Drawing on the jurisprudential work on Arvind and Sheehan (2015) which interrogates contextualist and interpretivist approaches to the taxonomy of private law, this paper looks at contemporary social interactions with urban surfaces to consider whether existing taxonomies of property law are fit for purpose or is some reframing needed? In particular this paper takes into consideration the social interaction with the built environment reflected in activities such as graffiti, guerrilla gardening, vertical greening, the sport of parkcour and the leisure pursuit of park runs. These human engagements with physical space have been selected because each activity ranges across a spectrum of acceptable to unacceptable, legal to illegal or outlawed. They are activities with variable temporal impact on urban surfaces, and about which there are divergences of tolerance. They are also examples of uses of urban space that challenge the traditional concepts and principles underpinning the law of property in public places rather than the private space of the home. At the same time there may be insights to be gained from the human rights dimensions that have informed a re-shaping of private, residential property. In particular it will be argued that human rights are at the edge of the line between the normatively acceptable and the normatively questionable control of public space, for example the use of spikes to prevent rough sleepers, or bollards to prevent extremists using vehicles as lethal weapons, both raise human rights issues, but also control of space questions. Where do these activities, or any of the others referred to above ‘fit’ within our understandings of property law and how do they inform its taxonomy?
|Number of pages||19|
|Publication status||Published - 10 Apr 2018|
|Event||Modern Studies in Property Law 2018: 12th Biennial MSPL Conference - Bentham House, London, United Kingdom|

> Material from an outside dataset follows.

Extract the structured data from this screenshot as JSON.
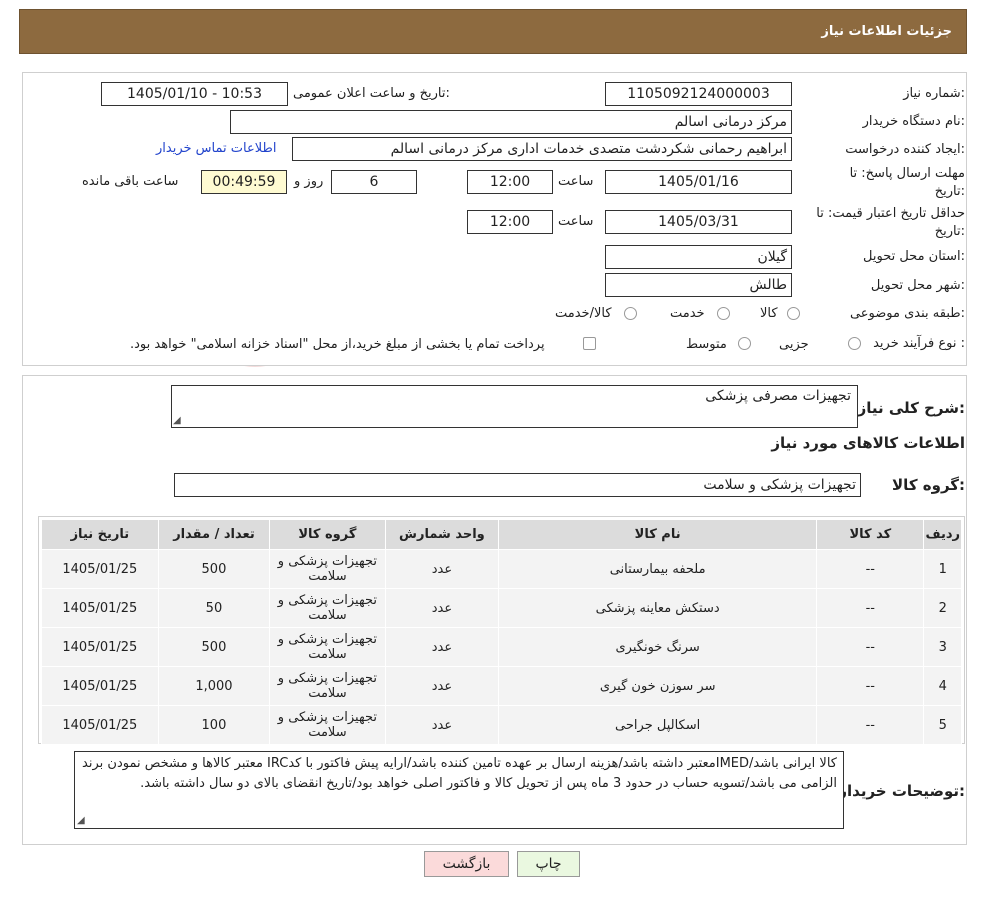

Duration: 10 Apr 2018 → 12 Apr 2018
|Conference||Modern Studies in Property Law 2018|
|Abbreviated title||MSPL 2018|
|Period||10/04/18 → 12/04/18|